The Halloween Legion: The Great Goblin Invasion, Comic Review.


by Martin Powell, Diana Leto & Thomas Boatwright

Dark Horse Books, h/c, £10.99/Kindle £1.53

Reviewed by David Brzeski

This book had a lot to live up to. I read the previous release from Sequential Pulp Comics, ‘The Hound of the Baskervilles’, which was also written by Martin Powell, and gave it a very good review. I also read and reviewed Martin Powell’s prose novel introduction to the ‘Halloween Legion’, which I again praised highly.

I admit to approaching this one with a little trepidation. I liked the prose novel so much that I feared the writing might lose something in the comic strip format. I really shouldn’t have worried. Martin Powell has a great deal of experience in both prose and comics writing and made the transition flawlessly. I might have further worried that Diana Leto, who designed all the characters, didn’t handle all the artwork for this book, but I actually preferred Thomas Boatwright’s art, based on Ms Leto’s designs, to her own work on the bonus strip, which is not in any way intended as a criticism of Ms Leto’s excellent work.

I probably shouldn’t give away too much of the story. Suffice to say that it concerns an alien invasion attempt, which our heroes have to foil. We learn a little more about the abilities and limitations of the Halloween Legion along the way.
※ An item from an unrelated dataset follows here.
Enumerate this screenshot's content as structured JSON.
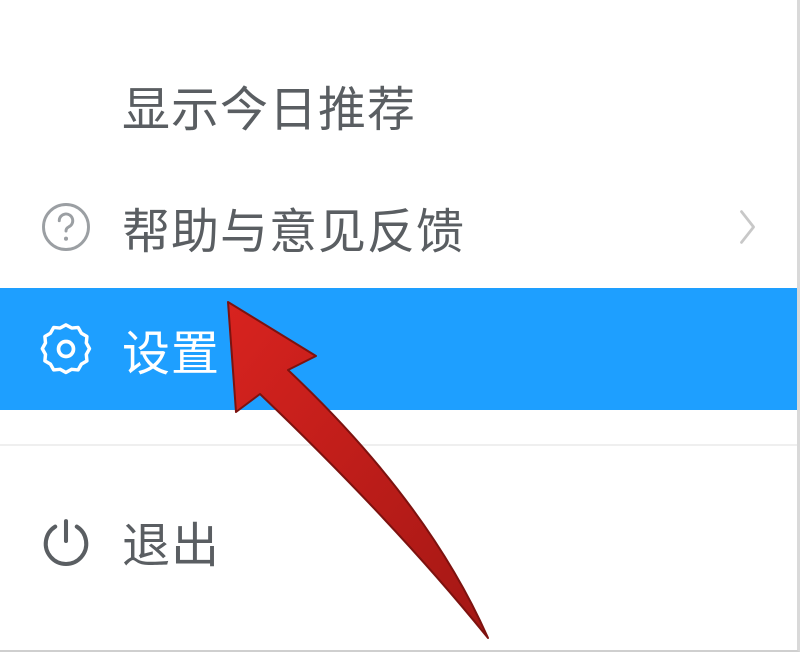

As I previously mentioned, there’s a short bonus strip, with art by Diane Leto, which tells the true story of the events that happened to Martin Powell one Halloween, when he was just six years old. Events which would inspire the creation of these characters.

Like the prose novel that preceded it, this graphic novel is perfectly suitable for young children (unless you’re one of those religious nuts, who think any mention of magic in fiction is the road to damnation) yet it’s still a really entertaining read for jaded adults.

I generally like to include some criticism to balance out my reviews, as I sometimes worry that overwhelmingly positive reviews might not get taken seriously. Mr Powell seems set on making this impossible to achieve.